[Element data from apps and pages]
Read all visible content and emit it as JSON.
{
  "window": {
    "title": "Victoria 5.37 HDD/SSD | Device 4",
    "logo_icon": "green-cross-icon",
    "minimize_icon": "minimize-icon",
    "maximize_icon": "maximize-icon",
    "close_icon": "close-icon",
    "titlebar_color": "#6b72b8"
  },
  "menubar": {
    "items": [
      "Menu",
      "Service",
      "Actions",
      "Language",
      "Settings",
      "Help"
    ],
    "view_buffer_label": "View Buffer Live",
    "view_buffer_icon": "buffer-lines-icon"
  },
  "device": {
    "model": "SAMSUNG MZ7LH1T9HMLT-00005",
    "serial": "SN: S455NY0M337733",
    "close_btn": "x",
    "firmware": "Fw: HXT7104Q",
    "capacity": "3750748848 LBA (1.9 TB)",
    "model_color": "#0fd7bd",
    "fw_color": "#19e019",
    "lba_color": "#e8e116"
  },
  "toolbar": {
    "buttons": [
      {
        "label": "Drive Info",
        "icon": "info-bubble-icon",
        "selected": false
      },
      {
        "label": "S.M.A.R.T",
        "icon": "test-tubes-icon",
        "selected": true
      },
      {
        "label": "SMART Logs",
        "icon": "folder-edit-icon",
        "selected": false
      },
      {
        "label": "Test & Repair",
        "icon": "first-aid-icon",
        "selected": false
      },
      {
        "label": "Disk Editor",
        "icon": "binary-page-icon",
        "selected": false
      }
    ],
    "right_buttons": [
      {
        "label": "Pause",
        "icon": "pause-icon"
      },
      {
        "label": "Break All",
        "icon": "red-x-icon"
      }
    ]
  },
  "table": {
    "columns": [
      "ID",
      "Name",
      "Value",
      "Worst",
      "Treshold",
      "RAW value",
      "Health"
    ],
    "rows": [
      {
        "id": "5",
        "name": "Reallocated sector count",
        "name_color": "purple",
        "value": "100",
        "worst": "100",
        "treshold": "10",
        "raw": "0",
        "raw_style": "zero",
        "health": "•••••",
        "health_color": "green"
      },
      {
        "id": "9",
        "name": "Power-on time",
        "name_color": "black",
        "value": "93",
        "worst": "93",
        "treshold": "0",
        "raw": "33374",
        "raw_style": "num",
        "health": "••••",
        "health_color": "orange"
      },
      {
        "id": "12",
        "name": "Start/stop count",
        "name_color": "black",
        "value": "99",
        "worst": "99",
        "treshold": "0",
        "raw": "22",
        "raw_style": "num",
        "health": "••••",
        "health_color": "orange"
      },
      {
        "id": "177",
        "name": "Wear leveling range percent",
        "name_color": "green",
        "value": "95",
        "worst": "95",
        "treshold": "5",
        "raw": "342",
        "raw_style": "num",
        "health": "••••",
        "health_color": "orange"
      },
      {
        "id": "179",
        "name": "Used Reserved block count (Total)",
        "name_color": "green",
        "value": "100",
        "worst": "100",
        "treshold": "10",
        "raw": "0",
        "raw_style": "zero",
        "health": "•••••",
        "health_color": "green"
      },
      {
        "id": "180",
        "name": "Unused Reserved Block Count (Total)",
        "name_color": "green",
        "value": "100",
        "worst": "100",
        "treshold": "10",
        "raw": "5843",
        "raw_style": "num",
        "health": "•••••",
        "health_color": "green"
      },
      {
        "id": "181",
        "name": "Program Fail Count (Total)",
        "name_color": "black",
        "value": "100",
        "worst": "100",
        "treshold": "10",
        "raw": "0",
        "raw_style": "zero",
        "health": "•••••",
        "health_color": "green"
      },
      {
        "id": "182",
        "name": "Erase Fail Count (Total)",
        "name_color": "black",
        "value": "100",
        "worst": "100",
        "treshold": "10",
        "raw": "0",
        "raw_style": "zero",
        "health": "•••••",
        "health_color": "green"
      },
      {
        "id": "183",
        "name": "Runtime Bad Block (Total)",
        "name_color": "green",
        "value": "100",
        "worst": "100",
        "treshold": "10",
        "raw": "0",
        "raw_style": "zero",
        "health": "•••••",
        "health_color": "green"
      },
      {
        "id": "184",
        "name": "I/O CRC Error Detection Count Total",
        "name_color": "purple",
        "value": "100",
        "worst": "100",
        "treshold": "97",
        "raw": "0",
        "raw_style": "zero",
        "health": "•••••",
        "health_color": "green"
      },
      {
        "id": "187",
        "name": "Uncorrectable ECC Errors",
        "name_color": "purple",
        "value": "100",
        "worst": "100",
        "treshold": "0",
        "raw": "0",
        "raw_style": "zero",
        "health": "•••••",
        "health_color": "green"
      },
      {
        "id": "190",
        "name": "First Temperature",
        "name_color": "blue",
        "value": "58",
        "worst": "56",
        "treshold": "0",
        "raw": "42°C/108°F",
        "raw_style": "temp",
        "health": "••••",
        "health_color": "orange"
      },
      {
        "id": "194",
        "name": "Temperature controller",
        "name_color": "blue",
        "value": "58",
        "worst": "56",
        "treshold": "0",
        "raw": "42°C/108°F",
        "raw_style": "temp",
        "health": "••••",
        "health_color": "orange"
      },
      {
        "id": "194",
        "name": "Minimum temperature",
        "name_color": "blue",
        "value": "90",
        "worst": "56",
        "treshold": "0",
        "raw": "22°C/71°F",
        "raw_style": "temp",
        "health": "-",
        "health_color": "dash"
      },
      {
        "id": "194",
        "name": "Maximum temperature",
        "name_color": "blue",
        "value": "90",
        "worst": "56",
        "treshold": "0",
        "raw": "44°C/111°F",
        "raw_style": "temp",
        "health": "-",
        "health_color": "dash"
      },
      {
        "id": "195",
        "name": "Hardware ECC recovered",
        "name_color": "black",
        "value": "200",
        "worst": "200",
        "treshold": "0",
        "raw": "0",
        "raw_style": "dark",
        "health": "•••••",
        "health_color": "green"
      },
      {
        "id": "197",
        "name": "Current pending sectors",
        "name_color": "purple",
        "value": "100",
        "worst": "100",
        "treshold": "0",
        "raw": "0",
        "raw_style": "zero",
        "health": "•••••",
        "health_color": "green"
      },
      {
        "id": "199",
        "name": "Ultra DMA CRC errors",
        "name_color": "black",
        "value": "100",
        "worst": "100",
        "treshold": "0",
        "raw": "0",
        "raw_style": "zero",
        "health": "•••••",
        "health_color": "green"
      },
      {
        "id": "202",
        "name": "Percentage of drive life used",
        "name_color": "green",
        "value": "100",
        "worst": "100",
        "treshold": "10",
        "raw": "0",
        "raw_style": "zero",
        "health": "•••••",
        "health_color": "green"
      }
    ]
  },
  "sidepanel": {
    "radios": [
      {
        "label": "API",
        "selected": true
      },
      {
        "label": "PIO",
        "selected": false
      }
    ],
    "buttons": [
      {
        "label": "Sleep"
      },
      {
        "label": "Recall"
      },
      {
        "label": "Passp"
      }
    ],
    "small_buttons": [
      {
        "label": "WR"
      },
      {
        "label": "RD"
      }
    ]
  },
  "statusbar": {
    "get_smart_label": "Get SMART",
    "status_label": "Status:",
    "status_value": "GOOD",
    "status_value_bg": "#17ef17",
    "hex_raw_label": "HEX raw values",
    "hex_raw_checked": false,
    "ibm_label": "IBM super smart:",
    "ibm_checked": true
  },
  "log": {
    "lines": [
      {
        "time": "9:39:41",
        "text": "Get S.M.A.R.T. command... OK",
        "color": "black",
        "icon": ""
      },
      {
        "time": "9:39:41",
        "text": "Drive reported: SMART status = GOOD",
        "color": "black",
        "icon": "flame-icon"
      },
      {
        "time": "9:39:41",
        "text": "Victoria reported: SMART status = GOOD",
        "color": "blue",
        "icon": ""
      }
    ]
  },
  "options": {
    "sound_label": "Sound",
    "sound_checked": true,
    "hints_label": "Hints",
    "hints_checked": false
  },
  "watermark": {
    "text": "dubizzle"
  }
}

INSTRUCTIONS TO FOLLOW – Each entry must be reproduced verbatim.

REPLY –
Read all visible content and emit it as JSON.
{
  "window": {
    "title": "Victoria 5.37 HDD/SSD | Device 4",
    "logo_icon": "green-cross-icon",
    "minimize_icon": "minimize-icon",
    "maximize_icon": "maximize-icon",
    "close_icon": "close-icon",
    "titlebar_color": "#6b72b8"
  },
  "menubar": {
    "items": [
      "Menu",
      "Service",
      "Actions",
      "Language",
      "Settings",
      "Help"
    ],
    "view_buffer_label": "View Buffer Live",
    "view_buffer_icon": "buffer-lines-icon"
  },
  "device": {
    "model": "SAMSUNG MZ7LH1T9HMLT-00005",
    "serial": "SN: S455NY0M337733",
    "close_btn": "x",
    "firmware": "Fw: HXT7104Q",
    "capacity": "3750748848 LBA (1.9 TB)",
    "model_color": "#0fd7bd",
    "fw_color": "#19e019",
    "lba_color": "#e8e116"
  },
  "toolbar": {
    "buttons": [
      {
        "label": "Drive Info",
        "icon": "info-bubble-icon",
        "selected": false
      },
      {
        "label": "S.M.A.R.T",
        "icon": "test-tubes-icon",
        "selected": true
      },
      {
        "label": "SMART Logs",
        "icon": "folder-edit-icon",
        "selected": false
      },
      {
        "label": "Test & Repair",
        "icon": "first-aid-icon",
        "selected": false
      },
      {
        "label": "Disk Editor",
        "icon": "binary-page-icon",
        "selected": false
      }
    ],
    "right_buttons": [
      {
        "label": "Pause",
        "icon": "pause-icon"
      },
      {
        "label": "Break All",
        "icon": "red-x-icon"
      }
    ]
  },
  "table": {
    "columns": [
      "ID",
      "Name",
      "Value",
      "Worst",
      "Treshold",
      "RAW value",
      "Health"
    ],
    "rows": [
      {
        "id": "5",
        "name": "Reallocated sector count",
        "name_color": "purple",
        "value": "100",
        "worst": "100",
        "treshold": "10",
        "raw": "0",
        "raw_style": "zero",
        "health": "•••••",
        "health_color": "green"
      },
      {
        "id": "9",
        "name": "Power-on time",
        "name_color": "black",
        "value": "93",
        "worst": "93",
        "treshold": "0",
        "raw": "33374",
        "raw_style": "num",
        "health": "••••",
        "health_color": "orange"
      },
      {
        "id": "12",
        "name": "Start/stop count",
        "name_color": "black",
        "value": "99",
        "worst": "99",
        "treshold": "0",
        "raw": "22",
        "raw_style": "num",
        "health": "••••",
        "health_color": "orange"
      },
      {
        "id": "177",
        "name": "Wear leveling range percent",
        "name_color": "green",
        "value": "95",
        "worst": "95",
        "treshold": "5",
        "raw": "342",
        "raw_style": "num",
        "health": "••••",
        "health_color": "orange"
      },
      {
        "id": "179",
        "name": "Used Reserved block count (Total)",
        "name_color": "green",
        "value": "100",
        "worst": "100",
        "treshold": "10",
        "raw": "0",
        "raw_style": "zero",
        "health": "•••••",
        "health_color": "green"
      },
      {
        "id": "180",
        "name": "Unused Reserved Block Count (Total)",
        "name_color": "green",
        "value": "100",
        "worst": "100",
        "treshold": "10",
        "raw": "5843",
        "raw_style": "num",
        "health": "•••••",
        "health_color": "green"
      },
      {
        "id": "181",
        "name": "Program Fail Count (Total)",
        "name_color": "black",
        "value": "100",
        "worst": "100",
        "treshold": "10",
        "raw": "0",
        "raw_style": "zero",
        "health": "•••••",
        "health_color": "green"
      },
      {
        "id": "182",
        "name": "Erase Fail Count (Total)",
        "name_color": "black",
        "value": "100",
        "worst": "100",
        "treshold": "10",
        "raw": "0",
        "raw_style": "zero",
        "health": "•••••",
        "health_color": "green"
      },
      {
        "id": "183",
        "name": "Runtime Bad Block (Total)",
        "name_color": "green",
        "value": "100",
        "worst": "100",
        "treshold": "10",
        "raw": "0",
        "raw_style": "zero",
        "health": "•••••",
        "health_color": "green"
      },
      {
        "id": "184",
        "name": "I/O CRC Error Detection Count Total",
        "name_color": "purple",
        "value": "100",
        "worst": "100",
        "treshold": "97",
        "raw": "0",
        "raw_style": "zero",
        "health": "•••••",
        "health_color": "green"
      },
      {
        "id": "187",
        "name": "Uncorrectable ECC Errors",
        "name_color": "purple",
        "value": "100",
        "worst": "100",
        "treshold": "0",
        "raw": "0",
        "raw_style": "zero",
        "health": "•••••",
        "health_color": "green"
      },
      {
        "id": "190",
        "name": "First Temperature",
        "name_color": "blue",
        "value": "58",
        "worst": "56",
        "treshold": "0",
        "raw": "42°C/108°F",
        "raw_style": "temp",
        "health": "••••",
        "health_color": "orange"
      },
      {
        "id": "194",
        "name": "Temperature controller",
        "name_color": "blue",
        "value": "58",
        "worst": "56",
        "treshold": "0",
        "raw": "42°C/108°F",
        "raw_style": "temp",
        "health": "••••",
        "health_color": "orange"
      },
      {
        "id": "194",
        "name": "Minimum temperature",
        "name_color": "blue",
        "value": "90",
        "worst": "56",
        "treshold": "0",
        "raw": "22°C/71°F",
        "raw_style": "temp",
        "health": "-",
        "health_color": "dash"
      },
      {
        "id": "194",
        "name": "Maximum temperature",
        "name_color": "blue",
        "value": "90",
        "worst": "56",
        "treshold": "0",
        "raw": "44°C/111°F",
        "raw_style": "temp",
        "health": "-",
        "health_color": "dash"
      },
      {
        "id": "195",
        "name": "Hardware ECC recovered",
        "name_color": "black",
        "value": "200",
        "worst": "200",
        "treshold": "0",
        "raw": "0",
        "raw_style": "dark",
        "health": "•••••",
        "health_color": "green"
      },
      {
        "id": "197",
        "name": "Current pending sectors",
        "name_color": "purple",
        "value": "100",
        "worst": "100",
        "treshold": "0",
        "raw": "0",
        "raw_style": "zero",
        "health": "•••••",
        "health_color": "green"
      },
      {
        "id": "199",
        "name": "Ultra DMA CRC errors",
        "name_color": "black",
        "value": "100",
        "worst": "100",
        "treshold": "0",
        "raw": "0",
        "raw_style": "zero",
        "health": "•••••",
        "health_color": "green"
      },
      {
        "id": "202",
        "name": "Percentage of drive life used",
        "name_color": "green",
        "value": "100",
        "worst": "100",
        "treshold": "10",
        "raw": "0",
        "raw_style": "zero",
        "health": "•••••",
        "health_color": "green"
      }
    ]
  },
  "sidepanel": {
    "radios": [
      {
        "label": "API",
        "selected": true
      },
      {
        "label": "PIO",
        "selected": false
      }
    ],
    "buttons": [
      {
        "label": "Sleep"
      },
      {
        "label": "Recall"
      },
      {
        "label": "Passp"
      }
    ],
    "small_buttons": [
      {
        "label": "WR"
      },
      {
        "label": "RD"
      }
    ]
  },
  "statusbar": {
    "get_smart_label": "Get SMART",
    "status_label": "Status:",
    "status_value": "GOOD",
    "status_value_bg": "#17ef17",
    "hex_raw_label": "HEX raw values",
    "hex_raw_checked": false,
    "ibm_label": "IBM super smart:",
    "ibm_checked": true
  },
  "log": {
    "lines": [
      {
        "time": "9:39:41",
        "text": "Get S.M.A.R.T. command... OK",
        "color": "black",
        "icon": ""
      },
      {
        "time": "9:39:41",
        "text": "Drive reported: SMART status = GOOD",
        "color": "black",
        "icon": "flame-icon"
      },
      {
        "time": "9:39:41",
        "text": "Victoria reported: SMART status = GOOD",
        "color": "blue",
        "icon": ""
      }
    ]
  },
  "options": {
    "sound_label": "Sound",
    "sound_checked": true,
    "hints_label": "Hints",
    "hints_checked": false
  },
  "watermark": {
    "text": "dubizzle"
  }
}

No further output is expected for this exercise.